Like letters carved upon an oak, his truth was etched upon his heart. The truth of her, she with whom his heart was inscribed, she to whom his heart had been wholly given. The love of his life.
That she fell away from him like leaves from the oak did not alter this truth in the slightest. The imprint only deepened, and when--unlike the oak whose leaves return in spring--she did not return, his heart hardened like the oak itself, save for this imprint, this truth, which cut deeper with each passing day.
He thought of her ceaselessly, unflinchingly prepared to welcome her back with an open heart and open arms but she did not come, and the silence bled out before him like an endless, empty road. He wrote to her, sang for her, bled for her and it was truth but each word rang out into the darkness, carried away on the wings of silence, like the winds which made the oak tremble on frigid nights.
In the silence he imagined what her words might be. Things are better this way, she'd surely say. You are better off without me. I turn from you, and answer only in silence so that you may forget me, so that you may move on and heal.
"And if that is the narrative of which you've convinced yourself, and which brings you some measure of peace," whispered the man to no one, "then I am glad.
It is, of course, but fiction."
His words floated away into the darkness, and the cold winds swept over him and he trembled like the oak, but like the oak he stood, trembling but deeply-rooted.

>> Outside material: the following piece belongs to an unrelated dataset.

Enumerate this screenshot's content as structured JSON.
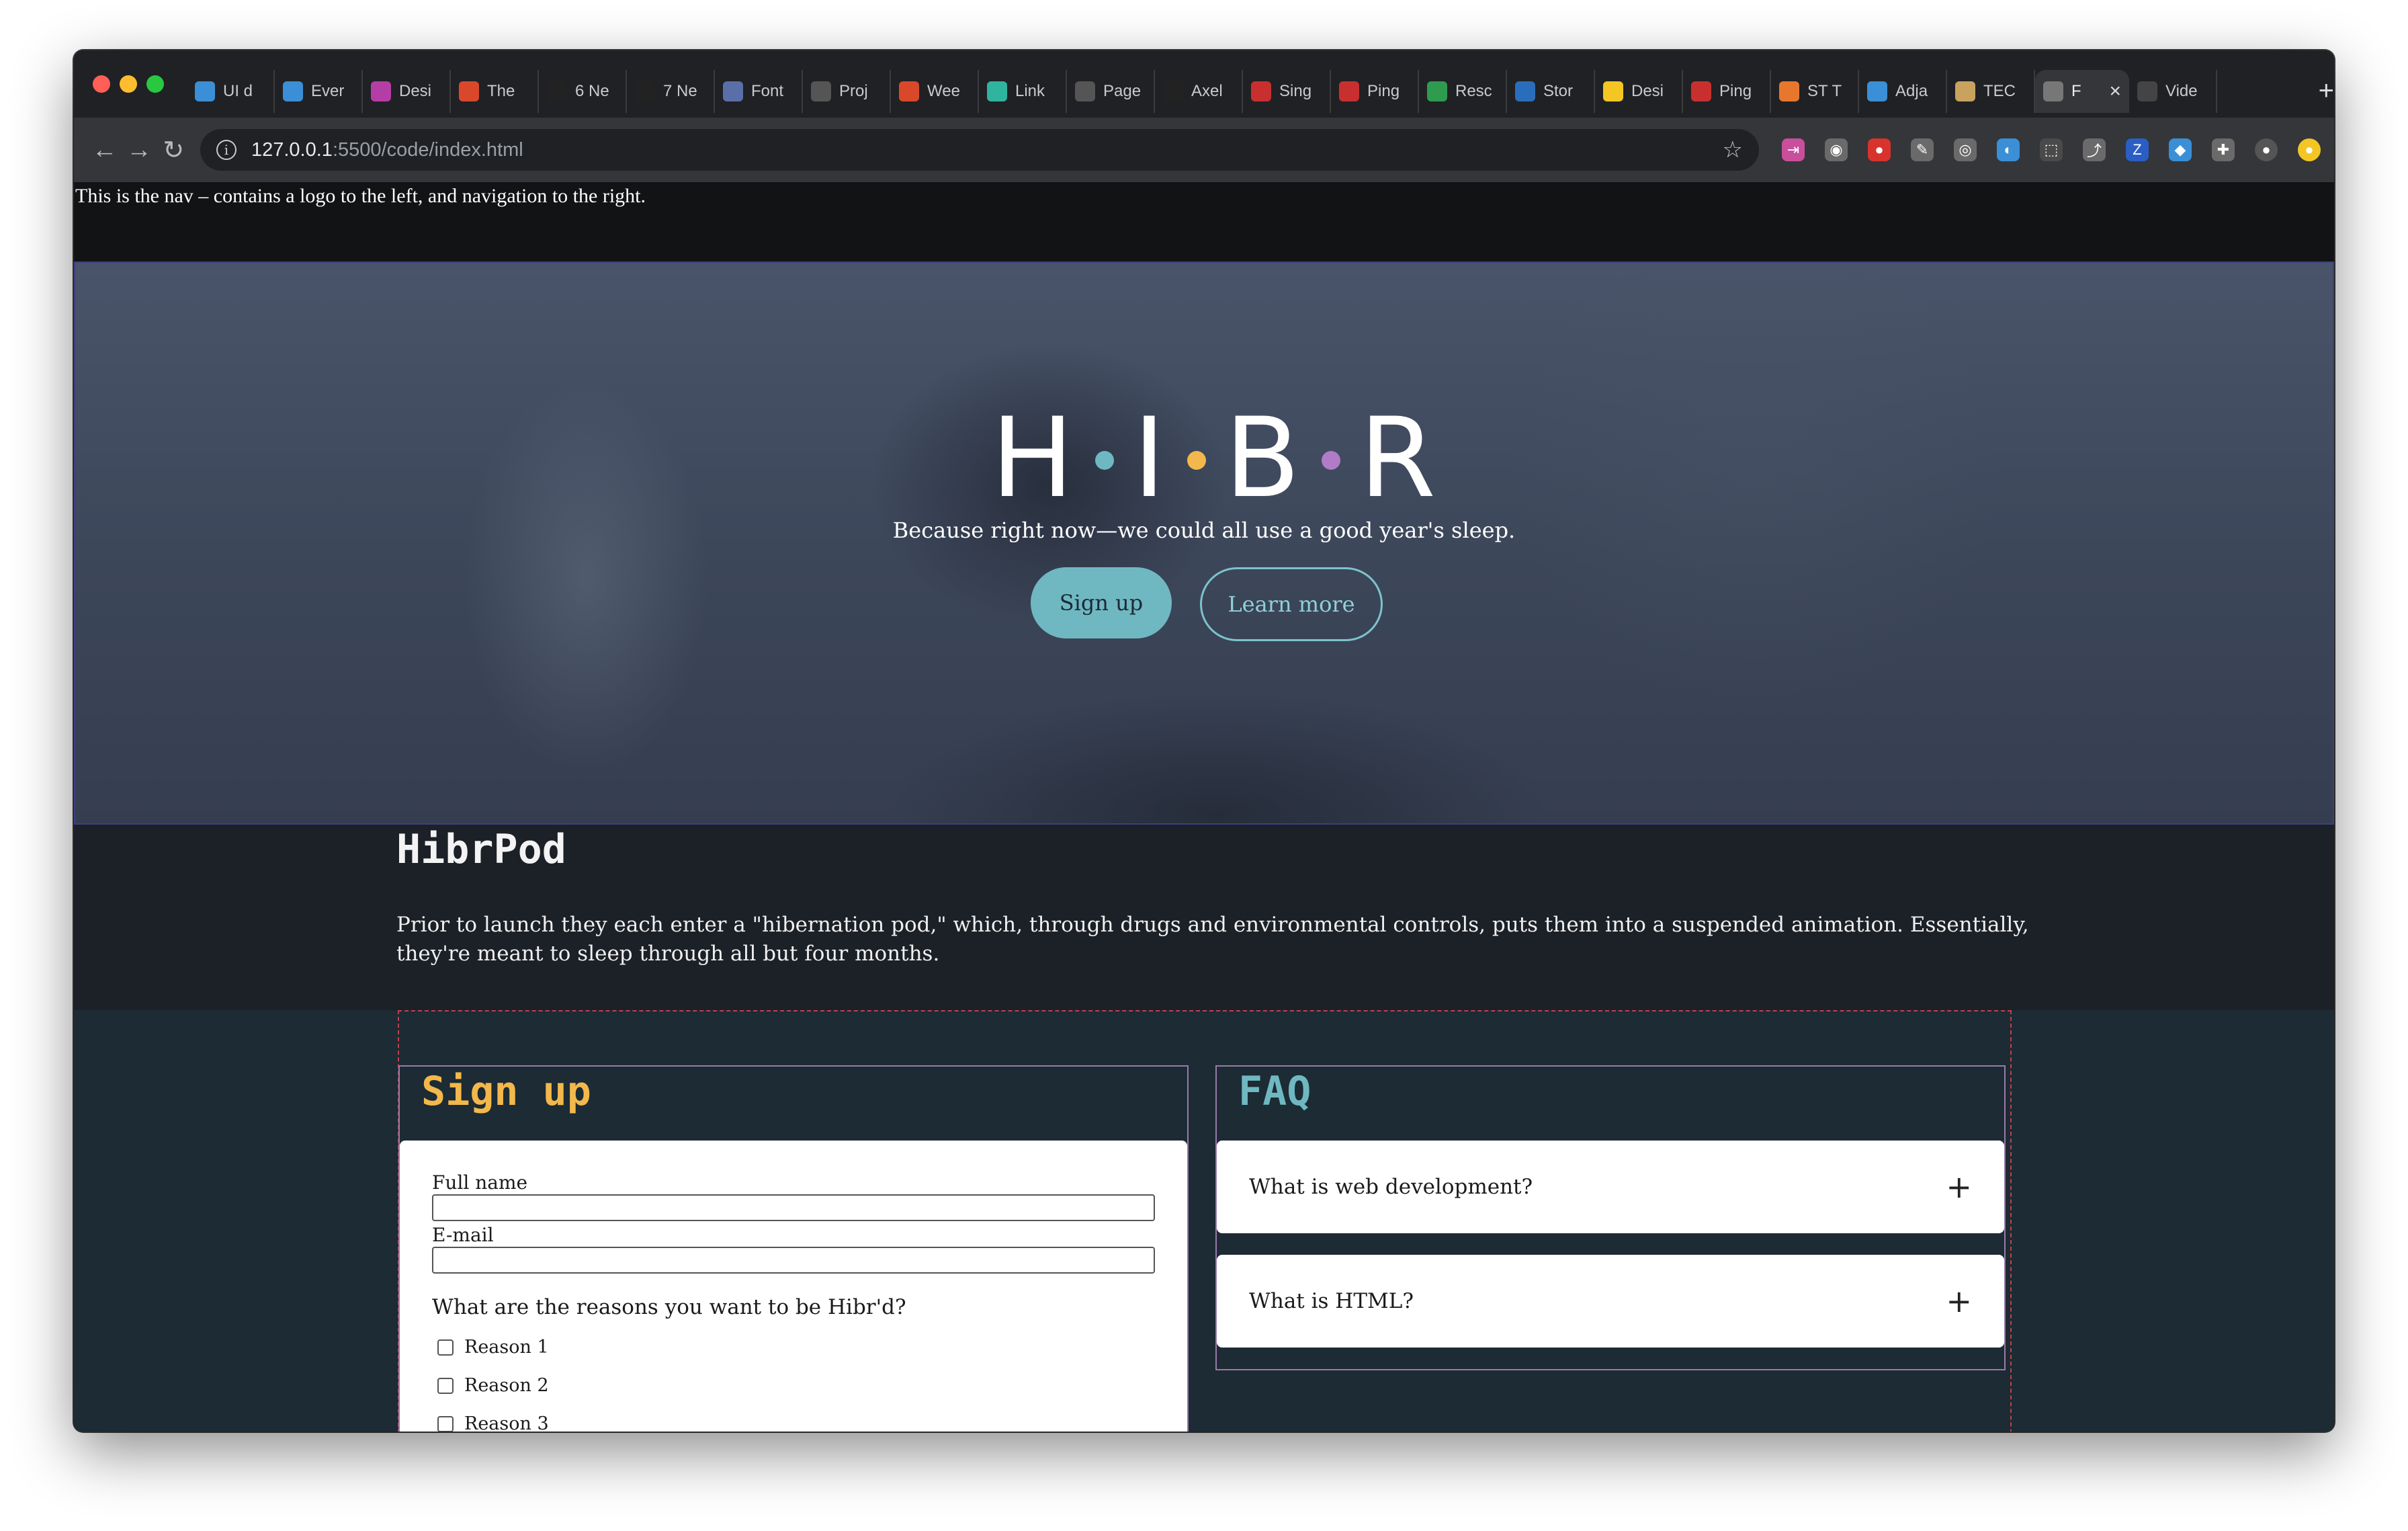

"What is this thing that builds our dreams, yet slips away from us?" Queen